[Interface dataset entries]
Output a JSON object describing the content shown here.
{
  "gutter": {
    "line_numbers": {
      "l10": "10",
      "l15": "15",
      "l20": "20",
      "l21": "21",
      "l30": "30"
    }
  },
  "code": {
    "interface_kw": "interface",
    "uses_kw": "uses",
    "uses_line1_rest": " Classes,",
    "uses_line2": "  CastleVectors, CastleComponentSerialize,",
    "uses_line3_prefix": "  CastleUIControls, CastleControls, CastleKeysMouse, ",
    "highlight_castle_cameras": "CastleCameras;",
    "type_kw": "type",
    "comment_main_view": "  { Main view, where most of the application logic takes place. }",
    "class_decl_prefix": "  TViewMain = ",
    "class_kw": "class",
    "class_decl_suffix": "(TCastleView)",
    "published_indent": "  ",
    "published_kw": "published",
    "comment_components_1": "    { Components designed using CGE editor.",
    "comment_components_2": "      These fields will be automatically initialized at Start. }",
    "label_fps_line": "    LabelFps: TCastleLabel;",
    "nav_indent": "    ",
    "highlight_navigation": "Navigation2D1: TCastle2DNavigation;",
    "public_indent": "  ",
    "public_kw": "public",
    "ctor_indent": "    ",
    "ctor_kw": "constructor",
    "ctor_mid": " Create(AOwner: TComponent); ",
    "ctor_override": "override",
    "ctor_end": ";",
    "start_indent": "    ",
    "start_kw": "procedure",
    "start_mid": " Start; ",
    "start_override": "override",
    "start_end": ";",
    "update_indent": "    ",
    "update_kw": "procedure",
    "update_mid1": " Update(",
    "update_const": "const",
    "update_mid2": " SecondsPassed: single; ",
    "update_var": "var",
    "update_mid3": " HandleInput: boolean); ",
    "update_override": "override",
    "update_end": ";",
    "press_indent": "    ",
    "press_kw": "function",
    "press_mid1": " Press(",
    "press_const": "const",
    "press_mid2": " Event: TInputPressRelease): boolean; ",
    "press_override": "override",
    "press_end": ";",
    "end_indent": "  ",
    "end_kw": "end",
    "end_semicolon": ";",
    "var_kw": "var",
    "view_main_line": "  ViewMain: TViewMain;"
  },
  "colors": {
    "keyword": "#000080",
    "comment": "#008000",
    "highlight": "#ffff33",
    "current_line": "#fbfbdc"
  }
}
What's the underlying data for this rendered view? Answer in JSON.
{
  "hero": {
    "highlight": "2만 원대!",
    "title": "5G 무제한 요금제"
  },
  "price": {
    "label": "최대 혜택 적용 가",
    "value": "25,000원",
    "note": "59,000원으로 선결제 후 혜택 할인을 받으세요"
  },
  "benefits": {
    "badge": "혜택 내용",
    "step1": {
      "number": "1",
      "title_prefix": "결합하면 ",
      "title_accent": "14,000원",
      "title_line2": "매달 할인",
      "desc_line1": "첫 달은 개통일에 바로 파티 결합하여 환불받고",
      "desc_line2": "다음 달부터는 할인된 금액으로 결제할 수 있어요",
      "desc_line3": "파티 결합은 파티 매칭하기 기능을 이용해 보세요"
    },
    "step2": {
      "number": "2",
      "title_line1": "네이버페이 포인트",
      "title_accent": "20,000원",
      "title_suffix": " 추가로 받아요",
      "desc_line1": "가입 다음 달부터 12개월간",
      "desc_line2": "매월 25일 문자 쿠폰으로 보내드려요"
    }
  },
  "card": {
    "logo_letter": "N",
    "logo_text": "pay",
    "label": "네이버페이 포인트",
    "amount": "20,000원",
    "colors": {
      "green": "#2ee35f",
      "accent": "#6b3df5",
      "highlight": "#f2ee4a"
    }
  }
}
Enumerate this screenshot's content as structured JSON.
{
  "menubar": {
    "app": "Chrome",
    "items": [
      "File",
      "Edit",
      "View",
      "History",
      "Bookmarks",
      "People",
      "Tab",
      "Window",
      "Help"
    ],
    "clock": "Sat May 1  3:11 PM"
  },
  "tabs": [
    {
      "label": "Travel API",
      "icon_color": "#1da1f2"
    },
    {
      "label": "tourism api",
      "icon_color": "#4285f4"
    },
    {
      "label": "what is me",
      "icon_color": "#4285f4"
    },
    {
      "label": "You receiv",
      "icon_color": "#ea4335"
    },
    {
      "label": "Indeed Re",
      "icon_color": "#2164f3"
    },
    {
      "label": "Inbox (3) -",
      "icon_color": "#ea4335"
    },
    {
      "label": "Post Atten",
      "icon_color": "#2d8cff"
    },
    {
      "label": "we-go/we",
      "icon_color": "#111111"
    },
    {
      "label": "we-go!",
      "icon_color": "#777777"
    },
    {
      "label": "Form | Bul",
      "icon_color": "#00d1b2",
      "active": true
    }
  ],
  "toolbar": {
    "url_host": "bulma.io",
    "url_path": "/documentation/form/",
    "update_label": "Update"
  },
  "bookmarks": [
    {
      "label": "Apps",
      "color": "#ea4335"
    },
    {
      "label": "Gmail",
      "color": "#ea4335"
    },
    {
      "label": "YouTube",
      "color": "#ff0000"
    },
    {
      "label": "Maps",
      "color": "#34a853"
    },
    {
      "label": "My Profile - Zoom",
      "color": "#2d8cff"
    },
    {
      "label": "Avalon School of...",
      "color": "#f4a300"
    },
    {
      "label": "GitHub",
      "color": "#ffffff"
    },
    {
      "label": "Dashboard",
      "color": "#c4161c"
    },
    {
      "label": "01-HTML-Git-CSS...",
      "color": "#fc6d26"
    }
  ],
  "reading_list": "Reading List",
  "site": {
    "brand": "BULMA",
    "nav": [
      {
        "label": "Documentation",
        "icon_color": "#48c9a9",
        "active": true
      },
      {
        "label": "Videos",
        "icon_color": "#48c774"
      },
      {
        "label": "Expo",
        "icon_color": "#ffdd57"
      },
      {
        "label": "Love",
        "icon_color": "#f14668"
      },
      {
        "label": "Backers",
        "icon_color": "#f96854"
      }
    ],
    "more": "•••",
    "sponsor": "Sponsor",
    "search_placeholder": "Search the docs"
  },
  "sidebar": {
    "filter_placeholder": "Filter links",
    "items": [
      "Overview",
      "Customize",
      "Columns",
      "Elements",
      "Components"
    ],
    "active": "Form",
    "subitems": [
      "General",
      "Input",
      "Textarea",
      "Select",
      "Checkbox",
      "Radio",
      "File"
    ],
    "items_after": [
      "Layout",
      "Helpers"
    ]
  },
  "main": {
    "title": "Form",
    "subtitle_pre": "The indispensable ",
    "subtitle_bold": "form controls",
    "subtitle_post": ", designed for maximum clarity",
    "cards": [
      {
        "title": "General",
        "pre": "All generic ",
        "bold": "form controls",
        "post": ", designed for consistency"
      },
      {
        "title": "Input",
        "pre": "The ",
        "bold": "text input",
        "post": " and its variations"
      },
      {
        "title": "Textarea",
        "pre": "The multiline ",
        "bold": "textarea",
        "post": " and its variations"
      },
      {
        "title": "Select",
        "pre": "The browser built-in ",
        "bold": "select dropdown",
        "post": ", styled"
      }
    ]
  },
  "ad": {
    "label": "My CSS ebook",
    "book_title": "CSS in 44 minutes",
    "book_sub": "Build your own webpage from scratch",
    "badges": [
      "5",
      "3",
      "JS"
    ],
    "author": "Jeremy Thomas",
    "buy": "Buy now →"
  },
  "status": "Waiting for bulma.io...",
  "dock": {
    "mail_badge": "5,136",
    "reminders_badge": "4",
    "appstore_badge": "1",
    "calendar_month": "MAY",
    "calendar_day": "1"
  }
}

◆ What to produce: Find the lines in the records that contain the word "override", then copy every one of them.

◆ Answer section:
    "ctor_override": "override",
    "start_override": "override",
    "update_override": "override",
    "press_override": "override",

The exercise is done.